All Summer Long (The Beach Boys song)
|"All Summer Long"|
|Song by The Beach Boys|
|from the album All Summer Long|
|Released||July 13, 1964|
|Recorded||May 6–7, 1964|
|Studio||United Western Recorders, Los Angeles|
|Genre||Rock, California Sound|
|Songwriter(s)||Brian Wilson, Mike Love|
"All Summer Long" is a song written by Brian Wilson and Mike Love for the American rock band The Beach Boys. It was released on their 1964 album All Summer Long, and as a single in the UK in February 1965.
According to AllMusic, "All Summer Long" contains beguiling teen fantasy lyrics; the narrative catalogs a series of happy events enjoyed by a guy and his girlfriend during the summer and punctuates them with the observation "every now and then we hear our song/we been having fun all summer long." The cheery sentiment of the lyrics carries over to the melody whose swirling bounciness provides a solid musical backdrop for the narrative's sunny tone, while its instrumental track is driven by boogie-woogie piano lines and some xylophone hooks."
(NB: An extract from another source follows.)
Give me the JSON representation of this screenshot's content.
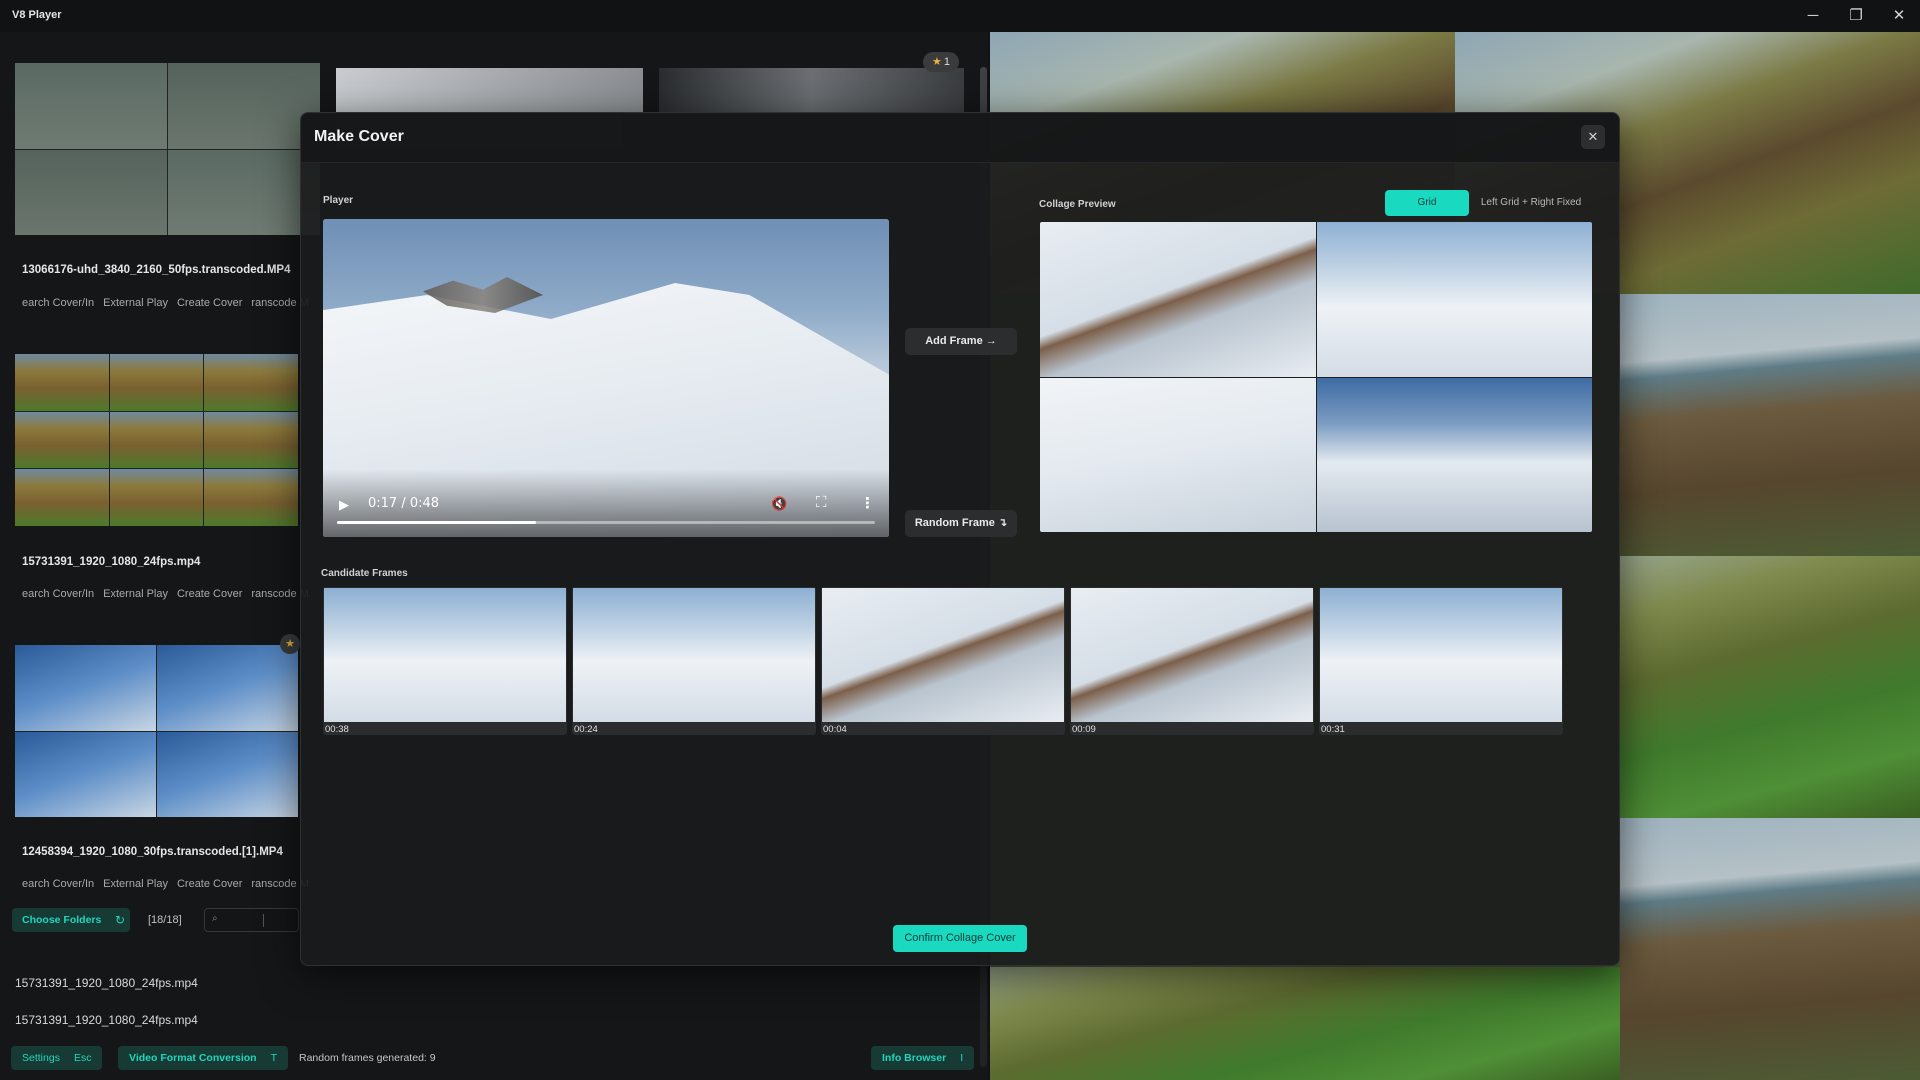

Track details courtesy of session archivist Craig Slowinski.
- The Beach Boys
- Al Jardine – harmony and backing vocals; electric bass guitar
- Mike Love – lead and bass vocals
- Brian Wilson – harmony and backing vocals; xylophones or marimba; producer
- Carl Wilson – harmony and backing vocals; electric rhythm guitars
- Dennis Wilson – harmony and backing vocals, drums
- Additional session musicians and technical staff
On disc 5 of Good Vibrations: Thirty Years of The Beach Boys, there is a version of "All Summer Long" where the backing track and the vocals are separated onto two different speakers.
Use in media
The song is featured in the 1973 film American Graffiti as the closing credits roll, although the movie is set in the summer of 1962, two years before the song's release. The song was included in the film to be a metaphor for the end of the time period that the movie celebrates. There was a comparatively fast changing of the cultural and music scene as the basic rock and roll and relative innocence of the 1950's and early 1960's in America gave way to the actual cultural end of the 1950's in America, signaled by the assassination of President John Kennedy--a popular, youthful, and charismatic president, impending American civil rights legislation, the arrival of the Beatles and their influence on America - on the popular music and style of the time, including that of Brian Wilson and the Beach Boys - as well as the beginning of American's divisive involvement in the Vietnam War and its subsequent impact, leading to the greater political involvement of young Americans, which was to then be reflected in the culture of the time. Shortly before the ending credits of the film begin, there is silence as a montage shows how Vietnam and the future directly affects certain characters in the film. The tacit, sobering reality brought to the audience at this point is made even greater when it is broken by the bright, upbeat opening xylophone of this energetic and positive Beach Boys song as the ending credits begin, with the song's nostalgic lyrics of idyllic summers past creating a certain bittersweet tone that effectively washes over the audience.
- "Beach Boys UK single discography 1964-1966 (black label)". beachboys45.nl.
- "All music review". Retrieved 2010-12-18.
- Craig, Slowinski (2014). Keep an Eye On Summer 1964 (Digital Liner). The Beach Boys. Capitol Records. Mirror
- Icons of Rock: An Encyclopedia of the Legends Who Changed Music Forever By Scott Schinder, Andy Schwartz, page 110